• What you are asked to do
Hunt through the lines below for the string "this" and copy each one that has it.

..............................

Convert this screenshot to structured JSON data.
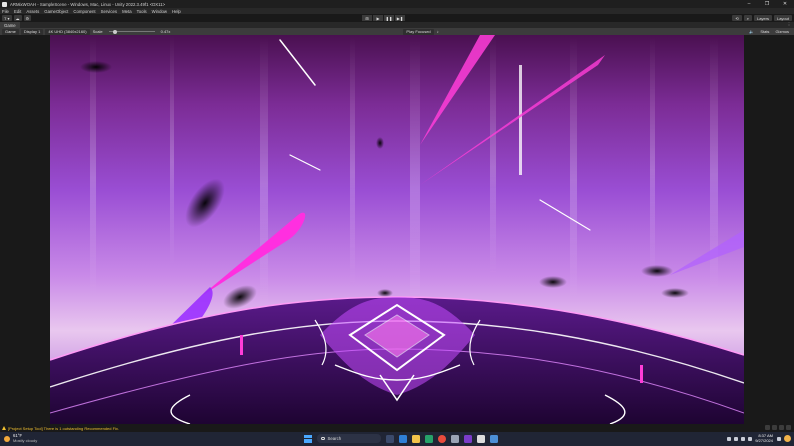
{
  "window": {
    "title": "ARMixWOAH - SampleScene - Windows, Mac, Linux - Unity 2022.3.49f1 <DX11>",
    "controls": [
      "–",
      "❐",
      "✕"
    ]
  },
  "menu": [
    "File",
    "Edit",
    "Assets",
    "GameObject",
    "Component",
    "Services",
    "Meta",
    "Tools",
    "Window",
    "Help"
  ],
  "toolbar": {
    "account_label": "T ▾",
    "play_buttons": [
      "⊞",
      "▶",
      "❚❚",
      "▶❚"
    ],
    "layers_label": "Layers",
    "layout_label": "Layout"
  },
  "tab": {
    "label": "Game",
    "menu_glyph": "⋮"
  },
  "game_toolbar": {
    "mode": "Game",
    "display": "Display 1",
    "resolution": "4K UHD (3840x2160)",
    "scale_label": "Scale",
    "scale_value": "0.47x",
    "scale_level": 0.1,
    "play_mode": "Play Focused",
    "stats_label": "Stats",
    "gizmos_label": "Gizmos"
  },
  "status": {
    "message": "[Project Setup Tool] There is 1 outstanding Recommended Fix."
  },
  "taskbar": {
    "weather_temp": "61°F",
    "weather_condition": "Mostly cloudy",
    "search_placeholder": "Search",
    "time": "8:37 AM",
    "date": "9/27/2024"
  },
  "colors": {
    "accent_magenta": "#ff3dd8",
    "accent_violet": "#9b30ff",
    "warning": "#f2c230",
    "editor_bg": "#191919"
  },
  "icons": [
    "unity-logo-icon",
    "warning-icon",
    "search-icon",
    "windows-start-icon",
    "sun-icon"
  ]
}
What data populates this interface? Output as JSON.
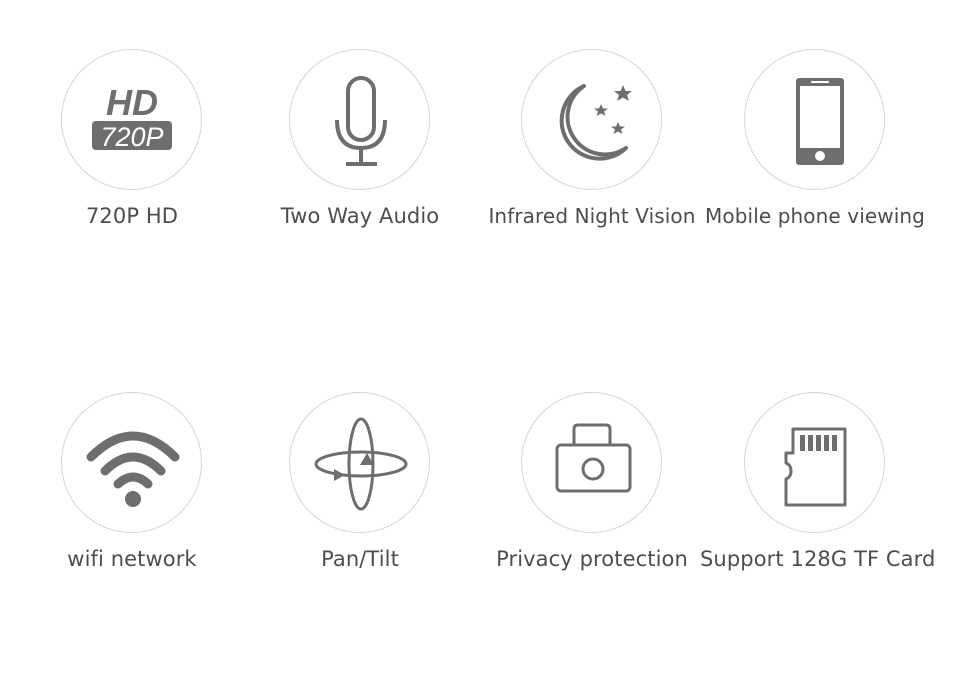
{
  "colors": {
    "icon": "#6e6e6e",
    "circle_border": "#d6d6d6",
    "text": "#4d4d4d",
    "background": "#ffffff"
  },
  "features": [
    {
      "icon": "hd-720p-icon",
      "label": "720P HD",
      "icon_text_top": "HD",
      "icon_text_bottom": "720P"
    },
    {
      "icon": "microphone-icon",
      "label": "Two Way Audio"
    },
    {
      "icon": "moon-stars-icon",
      "label": "Infrared Night Vision"
    },
    {
      "icon": "smartphone-icon",
      "label": "Mobile phone viewing"
    },
    {
      "icon": "wifi-icon",
      "label": "wifi network"
    },
    {
      "icon": "pan-tilt-icon",
      "label": "Pan/Tilt"
    },
    {
      "icon": "privacy-camera-icon",
      "label": "Privacy protection"
    },
    {
      "icon": "sd-card-icon",
      "label": "Support 128G TF Card"
    }
  ]
}
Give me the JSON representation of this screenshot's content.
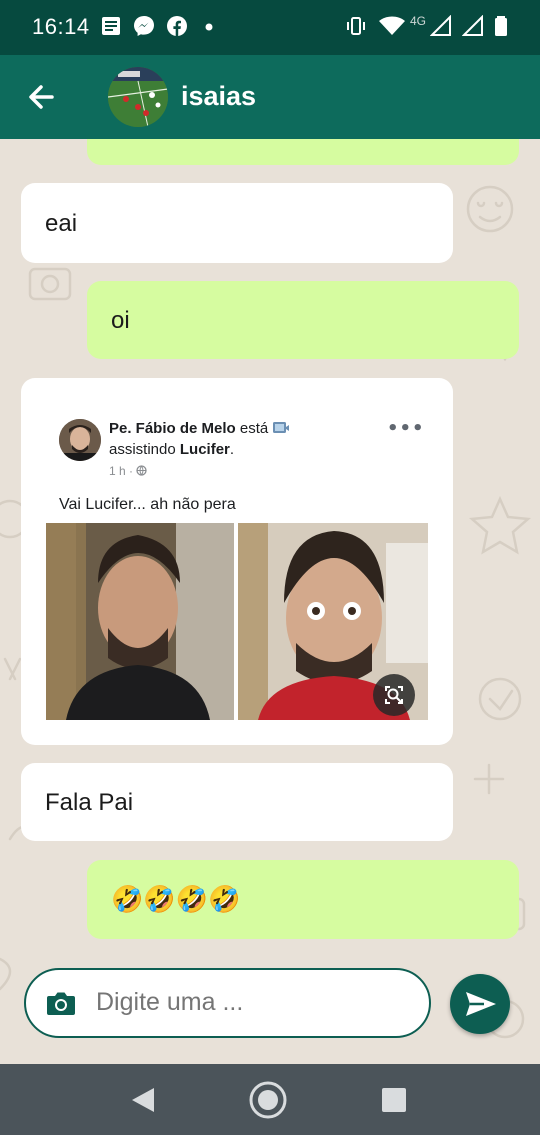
{
  "status_bar": {
    "time": "16:14",
    "network": "4G",
    "icons": [
      "notes-icon",
      "messenger-icon",
      "facebook-icon",
      "dot-icon",
      "vibrate-icon",
      "wifi-icon",
      "signal-icon",
      "signal-icon",
      "battery-icon"
    ]
  },
  "header": {
    "contact_name": "isaias",
    "back_icon": "arrow-left-icon",
    "avatar": "soccer-field-photo"
  },
  "colors": {
    "status_bar": "#064a3f",
    "app_bar": "#0d6b5c",
    "outgoing_bubble": "#d6fca0",
    "incoming_bubble": "#ffffff",
    "wallpaper": "#e8e1d8",
    "accent": "#0d5e52",
    "nav_bar": "#4b545a"
  },
  "messages": [
    {
      "direction": "outgoing",
      "text": ""
    },
    {
      "direction": "incoming",
      "text": "eai"
    },
    {
      "direction": "outgoing",
      "text": "oi"
    },
    {
      "direction": "incoming",
      "type": "image"
    },
    {
      "direction": "incoming",
      "text": "Fala Pai"
    },
    {
      "direction": "outgoing",
      "text": "🤣🤣🤣🤣"
    }
  ],
  "shared_post": {
    "author": "Pe. Fábio de Melo",
    "status_prefix": "está",
    "status_line2_prefix": "assistindo",
    "status_target": "Lucifer",
    "status_suffix": ".",
    "time": "1 h",
    "more": "•••",
    "caption": "Vai Lucifer... ah não pera"
  },
  "composer": {
    "placeholder": "Digite uma ...",
    "camera_icon": "camera-icon",
    "send_icon": "send-icon"
  },
  "nav": {
    "icons": [
      "back-triangle-icon",
      "home-circle-icon",
      "recents-square-icon"
    ]
  }
}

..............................

• Task solution
Convert this screenshot to structured JSON data.
What data populates this interface? Output as JSON.
Give me the JSON representation of this screenshot's content.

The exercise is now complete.